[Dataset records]

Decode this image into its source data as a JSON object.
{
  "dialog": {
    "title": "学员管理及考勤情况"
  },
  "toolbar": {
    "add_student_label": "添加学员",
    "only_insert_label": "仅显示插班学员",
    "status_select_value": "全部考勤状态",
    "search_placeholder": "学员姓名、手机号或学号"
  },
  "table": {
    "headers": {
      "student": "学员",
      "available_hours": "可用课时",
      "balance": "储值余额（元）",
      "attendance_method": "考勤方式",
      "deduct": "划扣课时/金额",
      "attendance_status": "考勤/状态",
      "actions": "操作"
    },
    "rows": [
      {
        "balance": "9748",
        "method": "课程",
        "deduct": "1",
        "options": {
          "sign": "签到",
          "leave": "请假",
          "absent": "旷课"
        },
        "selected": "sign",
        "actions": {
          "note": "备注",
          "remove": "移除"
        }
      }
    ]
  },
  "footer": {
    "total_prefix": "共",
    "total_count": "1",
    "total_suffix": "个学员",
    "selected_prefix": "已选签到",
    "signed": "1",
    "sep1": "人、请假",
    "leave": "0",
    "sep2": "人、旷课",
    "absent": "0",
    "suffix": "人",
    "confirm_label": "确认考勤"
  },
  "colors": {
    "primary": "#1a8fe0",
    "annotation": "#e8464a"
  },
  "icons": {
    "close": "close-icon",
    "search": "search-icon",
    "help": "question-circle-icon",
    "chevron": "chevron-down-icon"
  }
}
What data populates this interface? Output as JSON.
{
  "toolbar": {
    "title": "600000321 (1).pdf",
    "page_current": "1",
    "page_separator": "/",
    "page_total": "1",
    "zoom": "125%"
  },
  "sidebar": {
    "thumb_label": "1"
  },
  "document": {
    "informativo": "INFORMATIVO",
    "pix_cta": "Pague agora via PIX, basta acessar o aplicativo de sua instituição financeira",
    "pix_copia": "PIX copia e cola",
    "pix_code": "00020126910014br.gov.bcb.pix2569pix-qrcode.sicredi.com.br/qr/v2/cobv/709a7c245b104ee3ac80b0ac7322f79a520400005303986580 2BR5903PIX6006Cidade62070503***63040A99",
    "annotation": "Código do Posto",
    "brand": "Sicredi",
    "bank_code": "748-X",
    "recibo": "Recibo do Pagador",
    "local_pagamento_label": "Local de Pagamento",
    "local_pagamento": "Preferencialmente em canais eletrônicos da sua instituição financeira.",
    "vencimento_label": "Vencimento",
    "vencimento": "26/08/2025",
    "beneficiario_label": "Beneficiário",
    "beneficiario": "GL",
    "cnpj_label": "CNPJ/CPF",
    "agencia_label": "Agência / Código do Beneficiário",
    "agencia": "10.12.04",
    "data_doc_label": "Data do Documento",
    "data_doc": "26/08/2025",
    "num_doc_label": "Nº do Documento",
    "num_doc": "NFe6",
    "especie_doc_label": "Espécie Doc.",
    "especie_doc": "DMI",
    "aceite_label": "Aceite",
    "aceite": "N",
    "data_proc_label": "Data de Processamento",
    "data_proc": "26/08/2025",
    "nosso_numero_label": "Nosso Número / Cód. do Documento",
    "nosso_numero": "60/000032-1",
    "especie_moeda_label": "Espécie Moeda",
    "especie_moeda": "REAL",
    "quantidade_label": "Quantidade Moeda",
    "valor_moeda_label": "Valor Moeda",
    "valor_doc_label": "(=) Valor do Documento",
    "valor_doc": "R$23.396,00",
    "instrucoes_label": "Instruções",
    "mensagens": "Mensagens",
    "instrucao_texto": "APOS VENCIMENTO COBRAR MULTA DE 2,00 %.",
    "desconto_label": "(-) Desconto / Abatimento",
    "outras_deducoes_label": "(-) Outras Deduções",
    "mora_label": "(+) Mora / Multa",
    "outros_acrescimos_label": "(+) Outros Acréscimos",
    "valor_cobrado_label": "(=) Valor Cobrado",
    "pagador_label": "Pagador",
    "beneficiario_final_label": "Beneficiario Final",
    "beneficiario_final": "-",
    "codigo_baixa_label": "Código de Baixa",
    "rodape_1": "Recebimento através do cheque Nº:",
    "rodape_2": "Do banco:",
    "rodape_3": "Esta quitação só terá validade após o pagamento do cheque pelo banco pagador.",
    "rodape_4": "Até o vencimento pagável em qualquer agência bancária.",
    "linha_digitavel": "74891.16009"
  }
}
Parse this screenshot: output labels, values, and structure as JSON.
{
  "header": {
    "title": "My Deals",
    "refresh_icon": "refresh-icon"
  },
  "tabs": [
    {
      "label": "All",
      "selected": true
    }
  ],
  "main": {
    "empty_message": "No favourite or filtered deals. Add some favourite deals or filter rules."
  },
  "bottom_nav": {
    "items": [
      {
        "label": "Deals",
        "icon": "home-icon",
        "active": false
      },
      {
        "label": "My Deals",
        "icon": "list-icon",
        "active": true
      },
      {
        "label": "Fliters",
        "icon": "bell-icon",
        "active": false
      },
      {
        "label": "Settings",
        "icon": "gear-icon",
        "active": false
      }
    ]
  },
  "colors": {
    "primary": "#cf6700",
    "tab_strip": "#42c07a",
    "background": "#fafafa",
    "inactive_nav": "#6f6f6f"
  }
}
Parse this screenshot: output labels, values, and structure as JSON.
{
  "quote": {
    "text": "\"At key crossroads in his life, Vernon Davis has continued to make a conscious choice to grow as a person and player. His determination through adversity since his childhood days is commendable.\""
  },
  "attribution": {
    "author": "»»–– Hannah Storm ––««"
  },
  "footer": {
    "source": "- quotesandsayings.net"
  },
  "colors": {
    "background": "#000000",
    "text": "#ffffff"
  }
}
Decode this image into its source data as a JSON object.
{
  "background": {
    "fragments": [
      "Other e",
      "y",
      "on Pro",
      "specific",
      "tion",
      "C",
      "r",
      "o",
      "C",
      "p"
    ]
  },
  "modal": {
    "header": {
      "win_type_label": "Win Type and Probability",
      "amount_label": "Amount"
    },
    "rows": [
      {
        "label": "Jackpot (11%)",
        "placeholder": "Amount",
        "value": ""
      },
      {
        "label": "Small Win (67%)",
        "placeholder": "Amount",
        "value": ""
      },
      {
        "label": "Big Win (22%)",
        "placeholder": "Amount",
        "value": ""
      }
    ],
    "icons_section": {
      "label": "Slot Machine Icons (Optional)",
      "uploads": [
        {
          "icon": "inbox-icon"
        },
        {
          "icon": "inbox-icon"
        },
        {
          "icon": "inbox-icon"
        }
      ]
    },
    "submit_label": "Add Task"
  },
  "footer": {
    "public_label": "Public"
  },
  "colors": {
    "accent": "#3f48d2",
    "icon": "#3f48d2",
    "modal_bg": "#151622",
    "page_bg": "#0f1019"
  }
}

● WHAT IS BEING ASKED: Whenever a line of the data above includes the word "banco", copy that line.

● WRITTEN ANSWER:
    "rodape_2": "Do banco:",
    "rodape_3": "Esta quitação só terá validade após o pagamento do cheque pelo banco pagador.",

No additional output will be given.